These beliefs concerning the use of blackface and other similar actions that are interpreted as racially and culturally insulting can be applied to The Nutcracker. While the portrayal of cultures is interpreted as insensitive and insulting as seen from a more modern perspective, many people look at the original choreography and see it as yet another tradition. It has been theorized that the reason why these characterizations of these cultures have persisted for so long is due to the fact that when the ballet was originally choreographed in the late 19th century, traveling to distant lands and interacting with new cultures was hardly possible. As a result, individuals belonging to lower classes could feel as if they interacted with the cultures they saw interpreted on stage.
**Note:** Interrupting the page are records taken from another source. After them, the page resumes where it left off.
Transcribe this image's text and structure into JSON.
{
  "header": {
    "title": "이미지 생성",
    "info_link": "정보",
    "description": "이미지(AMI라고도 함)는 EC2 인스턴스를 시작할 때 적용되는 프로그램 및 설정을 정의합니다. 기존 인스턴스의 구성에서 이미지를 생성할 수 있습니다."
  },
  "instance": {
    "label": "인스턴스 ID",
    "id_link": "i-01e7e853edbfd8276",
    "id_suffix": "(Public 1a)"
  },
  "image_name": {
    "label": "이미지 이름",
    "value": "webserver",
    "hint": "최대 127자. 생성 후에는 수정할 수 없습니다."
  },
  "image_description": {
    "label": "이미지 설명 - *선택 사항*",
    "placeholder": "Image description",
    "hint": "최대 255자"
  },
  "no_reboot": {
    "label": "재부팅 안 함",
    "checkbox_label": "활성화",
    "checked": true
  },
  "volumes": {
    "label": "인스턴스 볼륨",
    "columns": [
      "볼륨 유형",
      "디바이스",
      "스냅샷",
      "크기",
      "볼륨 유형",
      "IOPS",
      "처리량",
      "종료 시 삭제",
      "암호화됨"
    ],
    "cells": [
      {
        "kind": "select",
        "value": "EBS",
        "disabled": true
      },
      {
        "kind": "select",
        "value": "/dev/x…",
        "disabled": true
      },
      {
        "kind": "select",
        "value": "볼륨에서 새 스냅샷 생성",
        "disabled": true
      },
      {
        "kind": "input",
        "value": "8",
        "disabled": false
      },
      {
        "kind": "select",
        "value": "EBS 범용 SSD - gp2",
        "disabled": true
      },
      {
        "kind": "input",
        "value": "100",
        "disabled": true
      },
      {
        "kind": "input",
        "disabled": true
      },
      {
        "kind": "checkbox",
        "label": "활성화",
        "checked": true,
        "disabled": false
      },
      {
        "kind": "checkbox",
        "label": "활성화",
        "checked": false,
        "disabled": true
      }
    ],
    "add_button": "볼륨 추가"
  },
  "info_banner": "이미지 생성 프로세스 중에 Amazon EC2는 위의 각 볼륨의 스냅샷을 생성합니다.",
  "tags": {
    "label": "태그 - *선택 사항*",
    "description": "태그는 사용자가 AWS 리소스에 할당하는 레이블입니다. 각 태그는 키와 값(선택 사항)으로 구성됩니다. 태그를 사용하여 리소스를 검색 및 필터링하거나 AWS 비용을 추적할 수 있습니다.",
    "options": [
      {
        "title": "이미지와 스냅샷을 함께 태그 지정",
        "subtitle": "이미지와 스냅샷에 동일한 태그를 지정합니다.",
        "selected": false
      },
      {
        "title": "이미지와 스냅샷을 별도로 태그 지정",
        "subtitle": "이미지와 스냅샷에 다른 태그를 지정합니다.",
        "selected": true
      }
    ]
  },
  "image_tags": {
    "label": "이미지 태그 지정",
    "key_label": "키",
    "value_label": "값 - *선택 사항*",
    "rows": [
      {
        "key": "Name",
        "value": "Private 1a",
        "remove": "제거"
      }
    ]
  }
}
While the original intentions may have been good, there are undeniable undertones of insensitivity. This fact has not aged well and has become an uncomfortable reminder of former times, persisting for nearly a century.
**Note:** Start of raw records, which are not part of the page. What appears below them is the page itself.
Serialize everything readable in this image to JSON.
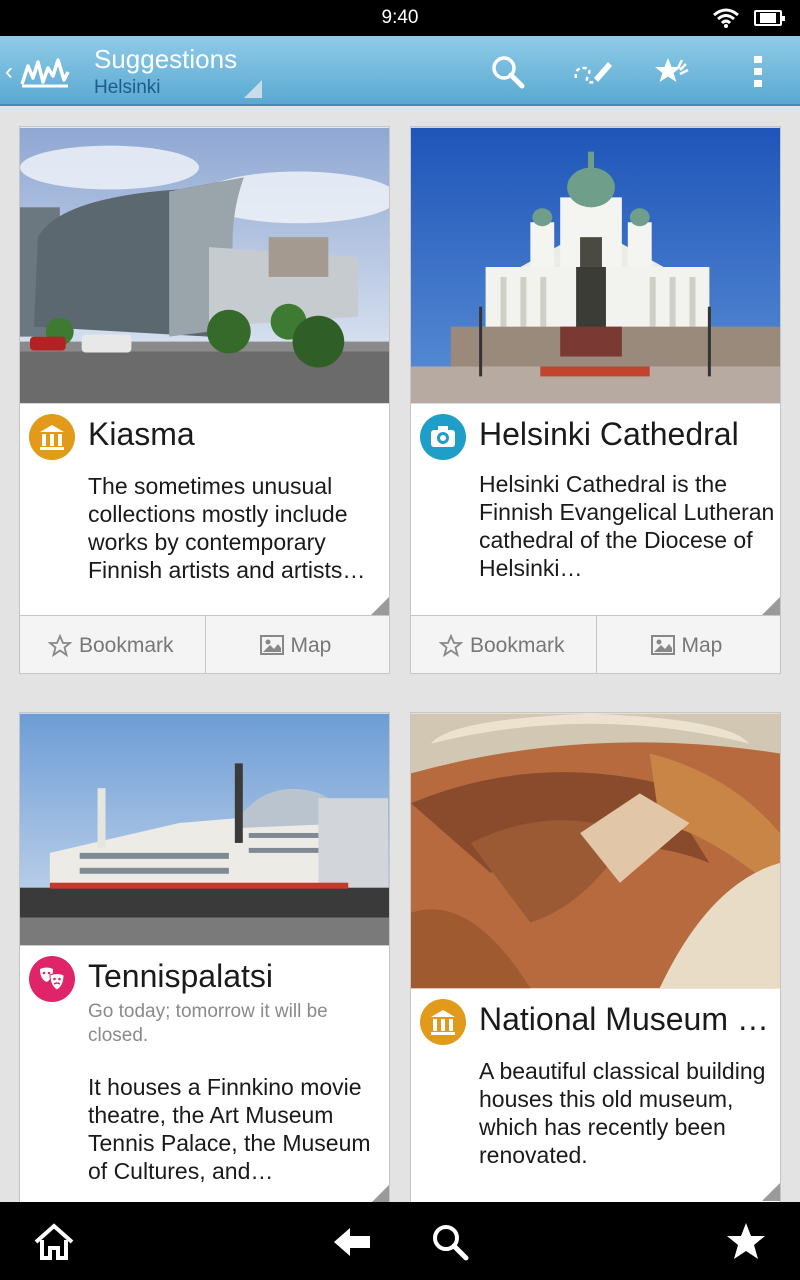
{
  "status": {
    "time": "9:40"
  },
  "action_bar": {
    "title": "Suggestions",
    "subtitle": "Helsinki",
    "icons": [
      "app-logo-icon",
      "search-icon",
      "itinerary-icon",
      "favorites-icon",
      "overflow-menu-icon"
    ]
  },
  "cards": [
    {
      "title": "Kiasma",
      "category_icon": "museum-icon",
      "icon_color": "#e29a1a",
      "note": "",
      "description": "The sometimes unusual collections mostly include works by contemporary Finnish artists and artists…",
      "bookmark_label": "Bookmark",
      "map_label": "Map"
    },
    {
      "title": "Helsinki Cathedral",
      "category_icon": "camera-icon",
      "icon_color": "#1f9fc7",
      "note": "",
      "description": "Helsinki Cathedral is the Finnish Evangelical Lutheran cathedral of the Diocese of Helsinki…",
      "bookmark_label": "Bookmark",
      "map_label": "Map"
    },
    {
      "title": "Tennispalatsi",
      "category_icon": "theater-masks-icon",
      "icon_color": "#e0246a",
      "note": "Go today; tomorrow it will be closed.",
      "description": "It houses a Finnkino movie theatre, the Art Museum Tennis Palace, the Museum of Cultures, and…"
    },
    {
      "title": "National Museum …",
      "category_icon": "museum-icon",
      "icon_color": "#e29a1a",
      "note": "",
      "description": "A beautiful classical building houses this old museum, which has recently been renovated."
    }
  ],
  "bottom_bar": {
    "icons": [
      "home-icon",
      "back-icon",
      "search-icon",
      "favorites-icon"
    ]
  }
}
While these issues concerning culture and race are as controversial as ever, several professional ballet companies all across the world are making an effort to adjust their productions of The Nutcracker to create a more culturally flattering performance. For example, as described in the previously mentioned article published by The Guardian, the Australian Ballet has recently revised its production of The Nutcracker in order to “tone down the yellowface.” Several other professional companies, such as the aforementioned New York City Ballet, have begun reinterpreting the choreography and costumes of The Nutcracker to suit a more modern palate while painting cultures in a more accepting and appreciative light, setting a precedent for other studios and companies to follow. It is the hope that the adjustments made to the Nutcracker will become a source of appreciation for these different cultures, becoming a celebration of the diversity seen in the ballet and real world.
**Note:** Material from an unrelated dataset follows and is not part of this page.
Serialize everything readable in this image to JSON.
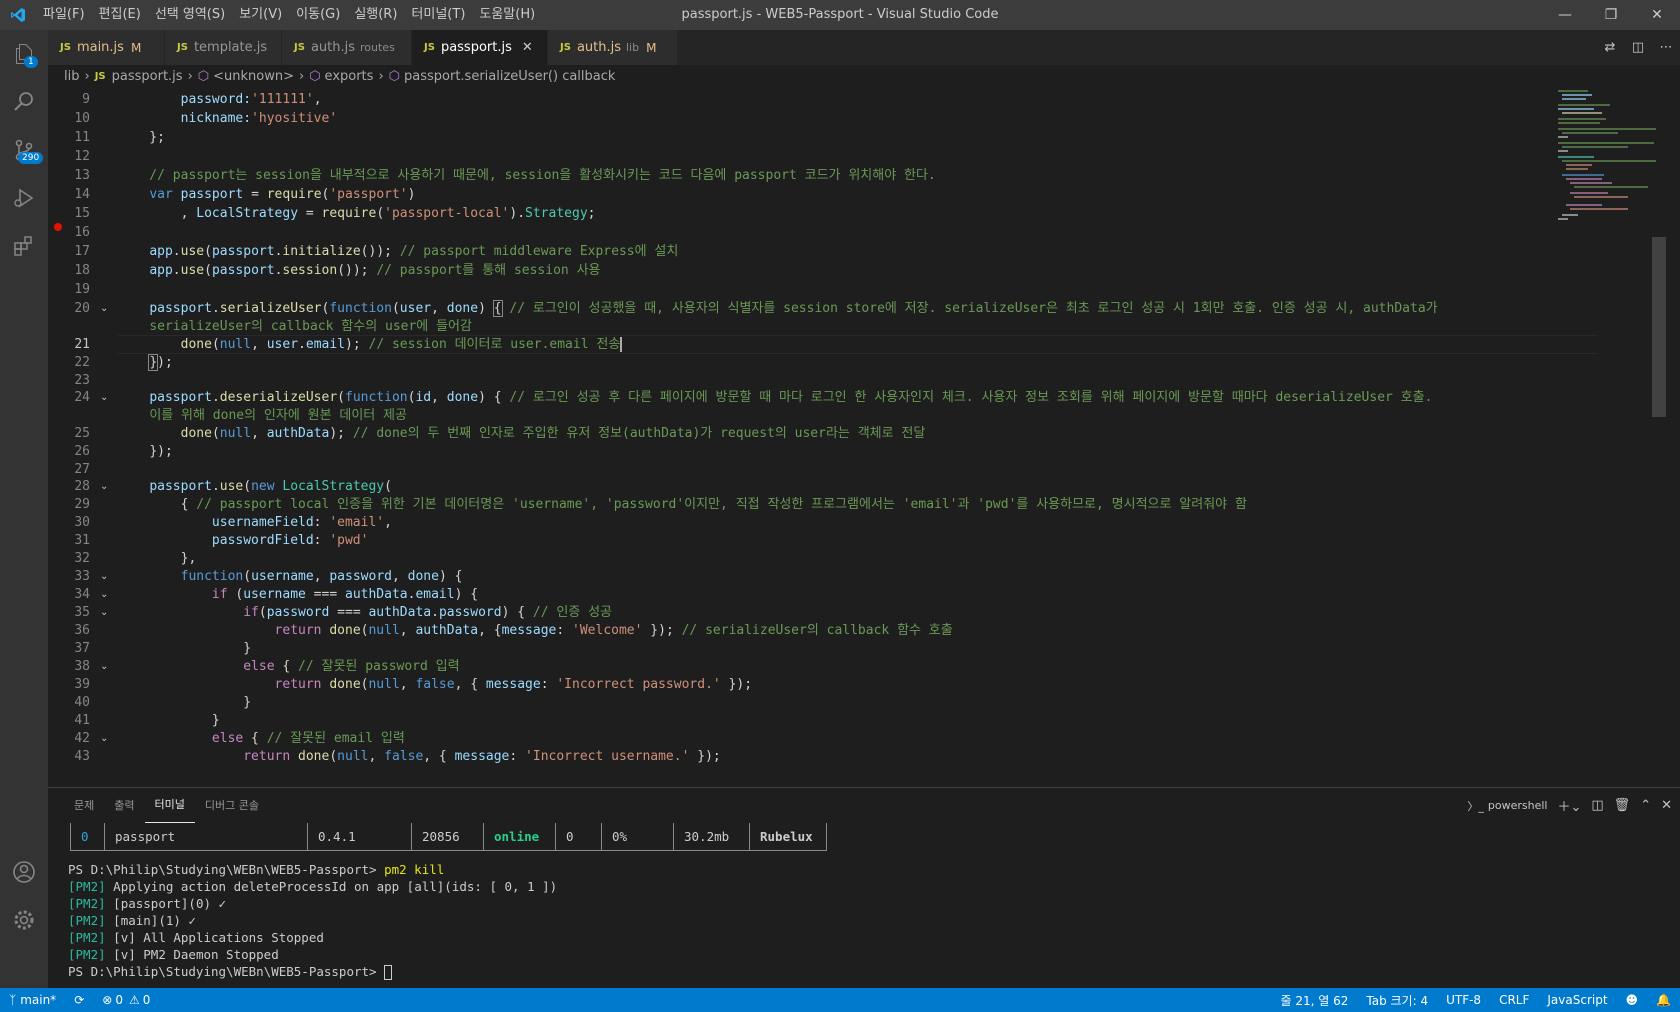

The Nutcracker is just one example of the increasing cultural awareness in the dance industry. As ballet productions, including but not limited to The Nutcracker, become more culturally aware, ballet will become, as stated by Millepied, “a celebration of human diversity and movement.”